Task directions » Print the listing below in full. Alter nothing.
Segment Open
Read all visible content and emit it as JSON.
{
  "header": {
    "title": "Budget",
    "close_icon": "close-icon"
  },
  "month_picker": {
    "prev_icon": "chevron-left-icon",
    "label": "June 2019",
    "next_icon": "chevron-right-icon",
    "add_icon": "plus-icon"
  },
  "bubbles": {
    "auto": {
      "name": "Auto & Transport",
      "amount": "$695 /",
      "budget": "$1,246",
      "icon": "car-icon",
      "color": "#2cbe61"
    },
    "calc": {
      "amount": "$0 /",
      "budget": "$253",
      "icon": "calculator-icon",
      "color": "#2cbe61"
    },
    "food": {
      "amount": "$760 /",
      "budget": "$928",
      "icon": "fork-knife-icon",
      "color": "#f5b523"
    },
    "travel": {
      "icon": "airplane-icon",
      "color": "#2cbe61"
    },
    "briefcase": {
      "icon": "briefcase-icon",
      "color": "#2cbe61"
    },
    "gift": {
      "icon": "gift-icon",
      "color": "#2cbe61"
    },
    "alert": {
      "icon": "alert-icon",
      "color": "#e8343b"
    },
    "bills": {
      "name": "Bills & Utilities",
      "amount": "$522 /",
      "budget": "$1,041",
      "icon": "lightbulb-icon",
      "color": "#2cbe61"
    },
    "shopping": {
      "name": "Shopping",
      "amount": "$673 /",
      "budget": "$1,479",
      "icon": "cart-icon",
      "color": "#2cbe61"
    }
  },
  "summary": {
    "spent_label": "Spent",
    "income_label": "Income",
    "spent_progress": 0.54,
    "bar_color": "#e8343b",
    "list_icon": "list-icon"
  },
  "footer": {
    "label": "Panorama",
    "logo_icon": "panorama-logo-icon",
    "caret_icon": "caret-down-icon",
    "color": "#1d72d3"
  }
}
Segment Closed
Output for this exercise »
Read all visible content and emit it as JSON.
{
  "header": {
    "title": "Budget",
    "close_icon": "close-icon"
  },
  "month_picker": {
    "prev_icon": "chevron-left-icon",
    "label": "June 2019",
    "next_icon": "chevron-right-icon",
    "add_icon": "plus-icon"
  },
  "bubbles": {
    "auto": {
      "name": "Auto & Transport",
      "amount": "$695 /",
      "budget": "$1,246",
      "icon": "car-icon",
      "color": "#2cbe61"
    },
    "calc": {
      "amount": "$0 /",
      "budget": "$253",
      "icon": "calculator-icon",
      "color": "#2cbe61"
    },
    "food": {
      "amount": "$760 /",
      "budget": "$928",
      "icon": "fork-knife-icon",
      "color": "#f5b523"
    },
    "travel": {
      "icon": "airplane-icon",
      "color": "#2cbe61"
    },
    "briefcase": {
      "icon": "briefcase-icon",
      "color": "#2cbe61"
    },
    "gift": {
      "icon": "gift-icon",
      "color": "#2cbe61"
    },
    "alert": {
      "icon": "alert-icon",
      "color": "#e8343b"
    },
    "bills": {
      "name": "Bills & Utilities",
      "amount": "$522 /",
      "budget": "$1,041",
      "icon": "lightbulb-icon",
      "color": "#2cbe61"
    },
    "shopping": {
      "name": "Shopping",
      "amount": "$673 /",
      "budget": "$1,479",
      "icon": "cart-icon",
      "color": "#2cbe61"
    }
  },
  "summary": {
    "spent_label": "Spent",
    "income_label": "Income",
    "spent_progress": 0.54,
    "bar_color": "#e8343b",
    "list_icon": "list-icon"
  },
  "footer": {
    "label": "Panorama",
    "logo_icon": "panorama-logo-icon",
    "caret_icon": "caret-down-icon",
    "color": "#1d72d3"
  }
}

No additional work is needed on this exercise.